During those early days of the COVID-19 pandemic, Gov. Larry Hogan said something that many of us weren’t expecting him to say — the location, ages and gender of those who contracted the virus.
For those of us who pay attention to these kinds of things, it was a welcome change in practice, if not policy. Up until that point in early March when Maryland announced its first coronavirus case, Maryland’s Department of Health (MDH) was adamant that releasing this kind of information ran afoul of its understanding of the federal Health Insurance Portability and Accountability Act of 1996, commonly known as HIPAA. It’s the same approach MDH has about releasing information about the more common, yet also contagious, flu.
We have tried since early in the flu season to get MDH to disclose this information. We’ve filed Public Information Act requests, we’ve made phone calls and sent emails. We’ve talked to lawyers who, quite frankly, are confused by MDH’s application of the HIPAA law as much as we are.

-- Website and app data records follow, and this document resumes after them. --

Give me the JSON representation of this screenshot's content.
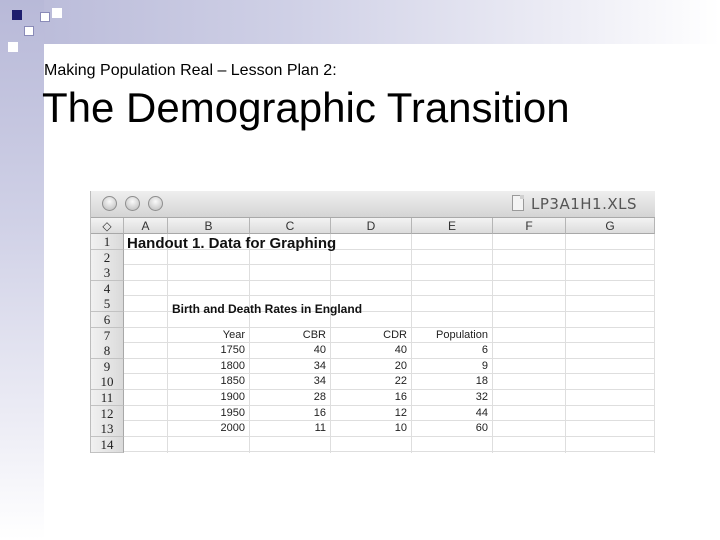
{
  "slide": {
    "subtitle": "Making Population Real – Lesson Plan 2:",
    "title": "The Demographic Transition"
  },
  "window": {
    "filename": "LP3A1H1.XLS",
    "icons": [
      "close-button",
      "minimize-button",
      "zoom-button",
      "document-icon"
    ]
  },
  "spreadsheet": {
    "select_all": "◇",
    "columns": [
      "A",
      "B",
      "C",
      "D",
      "E",
      "F",
      "G"
    ],
    "rows": [
      "1",
      "2",
      "3",
      "4",
      "5",
      "6",
      "7",
      "8",
      "9",
      "10",
      "11",
      "12",
      "13",
      "14"
    ],
    "handout_title": "Handout 1. Data for Graphing",
    "table_title": "Birth and Death Rates in England",
    "headers": [
      "Year",
      "CBR",
      "CDR",
      "Population"
    ],
    "data": [
      [
        "1750",
        "40",
        "40",
        "6"
      ],
      [
        "1800",
        "34",
        "20",
        "9"
      ],
      [
        "1850",
        "34",
        "22",
        "18"
      ],
      [
        "1900",
        "28",
        "16",
        "32"
      ],
      [
        "1950",
        "16",
        "12",
        "44"
      ],
      [
        "2000",
        "11",
        "10",
        "60"
      ]
    ]
  }
}
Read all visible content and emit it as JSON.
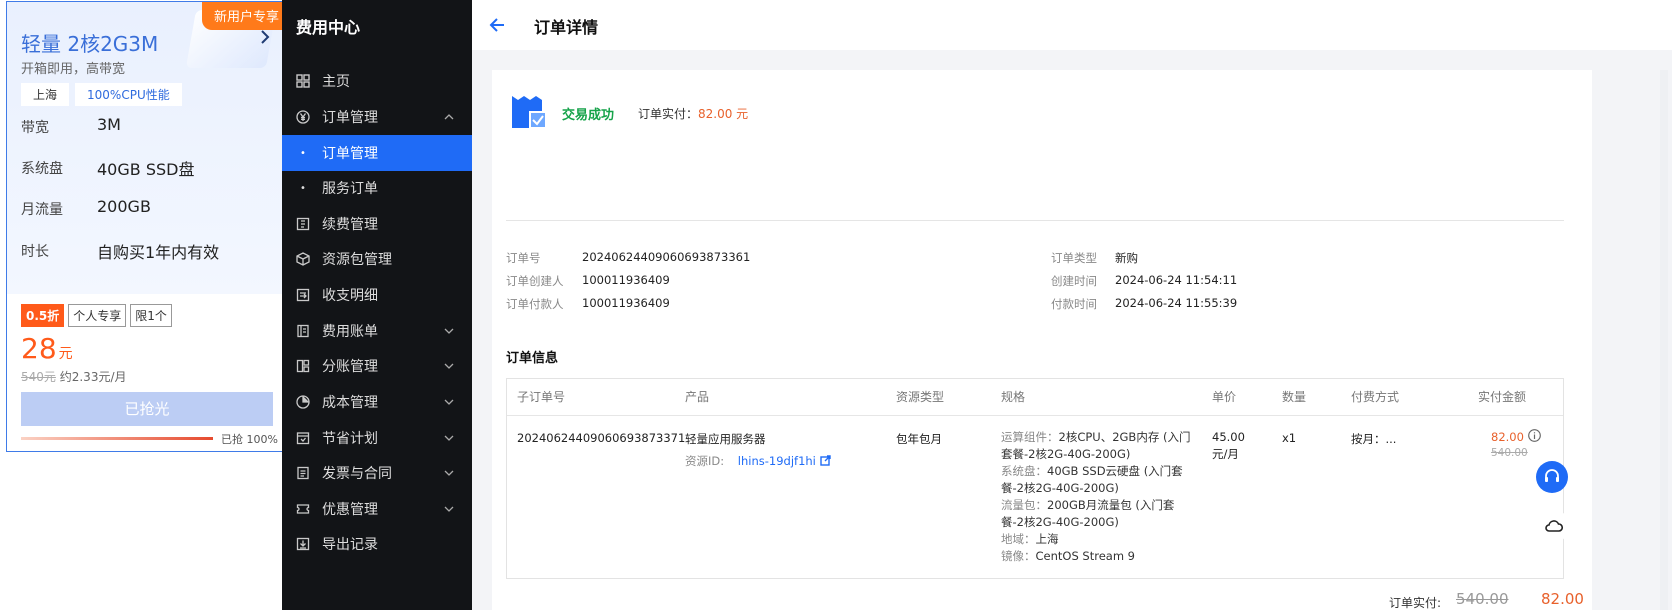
{
  "promo": {
    "badge": "新用户专享",
    "title": "轻量 2核2G3M",
    "subtitle": "开箱即用，高带宽",
    "tags": [
      "上海",
      "100%CPU性能"
    ],
    "specs": [
      {
        "label": "带宽",
        "value": "3M"
      },
      {
        "label": "系统盘",
        "value": "40GB SSD盘"
      },
      {
        "label": "月流量",
        "value": "200GB"
      },
      {
        "label": "时长",
        "value": "自购买1年内有效"
      }
    ],
    "discount_tags": [
      "0.5折",
      "个人专享",
      "限1个"
    ],
    "price": "28",
    "price_unit": "元",
    "original_price": "540元",
    "monthly": "约2.33元/月",
    "button_label": "已抢光",
    "sold_text": "已抢 100%",
    "sold_percent": 100
  },
  "sidebar": {
    "title": "费用中心",
    "items": [
      {
        "label": "主页",
        "icon": "grid-icon"
      },
      {
        "label": "订单管理",
        "icon": "yen-circle-icon",
        "expanded": true
      },
      {
        "label": "订单管理",
        "sub": true,
        "active": true
      },
      {
        "label": "服务订单",
        "sub": true
      },
      {
        "label": "续费管理",
        "icon": "renew-icon"
      },
      {
        "label": "资源包管理",
        "icon": "package-icon"
      },
      {
        "label": "收支明细",
        "icon": "ledger-icon"
      },
      {
        "label": "费用账单",
        "icon": "bill-icon",
        "collapsible": true
      },
      {
        "label": "分账管理",
        "icon": "split-icon",
        "collapsible": true
      },
      {
        "label": "成本管理",
        "icon": "pie-icon",
        "collapsible": true
      },
      {
        "label": "节省计划",
        "icon": "plan-icon",
        "collapsible": true
      },
      {
        "label": "发票与合同",
        "icon": "invoice-icon",
        "collapsible": true
      },
      {
        "label": "优惠管理",
        "icon": "coupon-icon",
        "collapsible": true
      },
      {
        "label": "导出记录",
        "icon": "export-icon"
      }
    ]
  },
  "header": {
    "title": "订单详情"
  },
  "order": {
    "status": "交易成功",
    "paid_label": "订单实付：",
    "paid_amount": "82.00 元",
    "fields_left": [
      {
        "label": "订单号",
        "value": "20240624409060693873361"
      },
      {
        "label": "订单创建人",
        "value": "100011936409"
      },
      {
        "label": "订单付款人",
        "value": "100011936409"
      }
    ],
    "fields_right": [
      {
        "label": "订单类型",
        "value": "新购"
      },
      {
        "label": "创建时间",
        "value": "2024-06-24 11:54:11"
      },
      {
        "label": "付款时间",
        "value": "2024-06-24 11:55:39"
      }
    ]
  },
  "table": {
    "section_title": "订单信息",
    "headers": [
      "子订单号",
      "产品",
      "资源类型",
      "规格",
      "单价",
      "数量",
      "付费方式",
      "实付金额"
    ],
    "row": {
      "sub_order": "20240624409060693873371",
      "product": "轻量应用服务器",
      "resource_label": "资源ID:",
      "resource_id": "lhins-19djf1hi",
      "resource_type": "包年包月",
      "specs": [
        {
          "key": "运算组件：",
          "value": "2核CPU、2GB内存 (入门套餐-2核2G-40G-200G)"
        },
        {
          "key": "系统盘：",
          "value": "40GB SSD云硬盘 (入门套餐-2核2G-40G-200G)"
        },
        {
          "key": "流量包：",
          "value": "200GB月流量包 (入门套餐-2核2G-40G-200G)"
        },
        {
          "key": "地域：",
          "value": "上海"
        },
        {
          "key": "镜像：",
          "value": "CentOS Stream 9"
        }
      ],
      "unit_price": "45.00 元/月",
      "quantity": "x1",
      "billing": "按月：...",
      "paid": "82.00",
      "original": "540.00"
    }
  },
  "total": {
    "label": "订单实付:",
    "original": "540.00",
    "amount": "82.00"
  },
  "colors": {
    "accent": "#1f6bf6",
    "success": "#16a34a",
    "price": "#e8612c",
    "sidebar_bg": "#121417"
  }
}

We’d understand MDH’s responses if we had asked for names and addresses. But we didn’t. We asked for basic demographic information, like the number of cases of the flu in Frederick County and other jurisdictions. We were trying to see if the cases were worse here than in other parts of the state.
It seems like a pretty basic and reasonable question. And as far as HIPAA is concerned, we fail to see how MDH’s belief that releasing non-identifying information about a county of more than 250,000 can pinpoint an individual. Oh, and did we mention, that the state already releases this level of detail by county for several sexually transmitted diseases and for those with Lyme disease?
As reporter Heather Mongilio’s story on Saturday pointed out, lawyers and other First Amendment supporters see no reason that this information can’t be released.
“But you also see all kinds of other situations where it is used as essentially an excuse,” said Kirk Nahra, partner at WilmerHale and adjunct professor at American University’s Washington College of Law. “And sometimes the excuse is because somebody is cautious. Sometimes it’s because they don’t understand. And sometimes it’s because they don’t want to tell you.”
Nearby Pennsylvania and Delaware both release flu data by county. Virginia doesn’t and that’s only because the state health department doesn’t keep track of flu cases.
But we’re not pointing this issue out only because the state isn’t being transparent with the numbers. There’s a very practical reason for knowing where or how densely the flu is concentrated — it can help prevent it from spreading.
Dr. Randy Culpepper, deputy health officer of the Frederick County Health Department, told our reporter that if the county health department had this information it “would allow us to identify areas of our community that are experiencing disparities and give us the opportunity to address some of the barriers to care.”
Finally, we’d like to point out that the state actually undercut its reasoning for withholding this information when it did make public non-specific, geography-based COVID-19 details. And, as the governor acknowledged when releasing very specific information on nursing home infections, it was vital information that the public needed to have.
“If you say there’s an outbreak here, people will find out who is there and there are concerns of legal issues and privacy concerns of the patients,” Hogan said during a press conference April 29. “I overrode all of that and said because of the patients and the family members who have a right to know. There is some argument internally of whether that is right or not.”
We say that releasing that information was the right thing to do. Knowing what was going on in these nursing home “hot spots” was important information for the community at large.
And now with this precedent, we ask MDH to sit down with the state’s Attorney General to re-examine this policy. The current practice lacks transparency and holds back important data.
Look, we realize that the coronavirus is more easily transmitted and more deadly than the flu. In some ways, we loathe comparing the two. But the flu isn’t hard to catch either.
For us, it comes down to arming the residents of Maryland with information. And we can’t come up with a single reason why flu data by county or even ZIP code isn’t considered public information.
The state health department needs to change its policy now.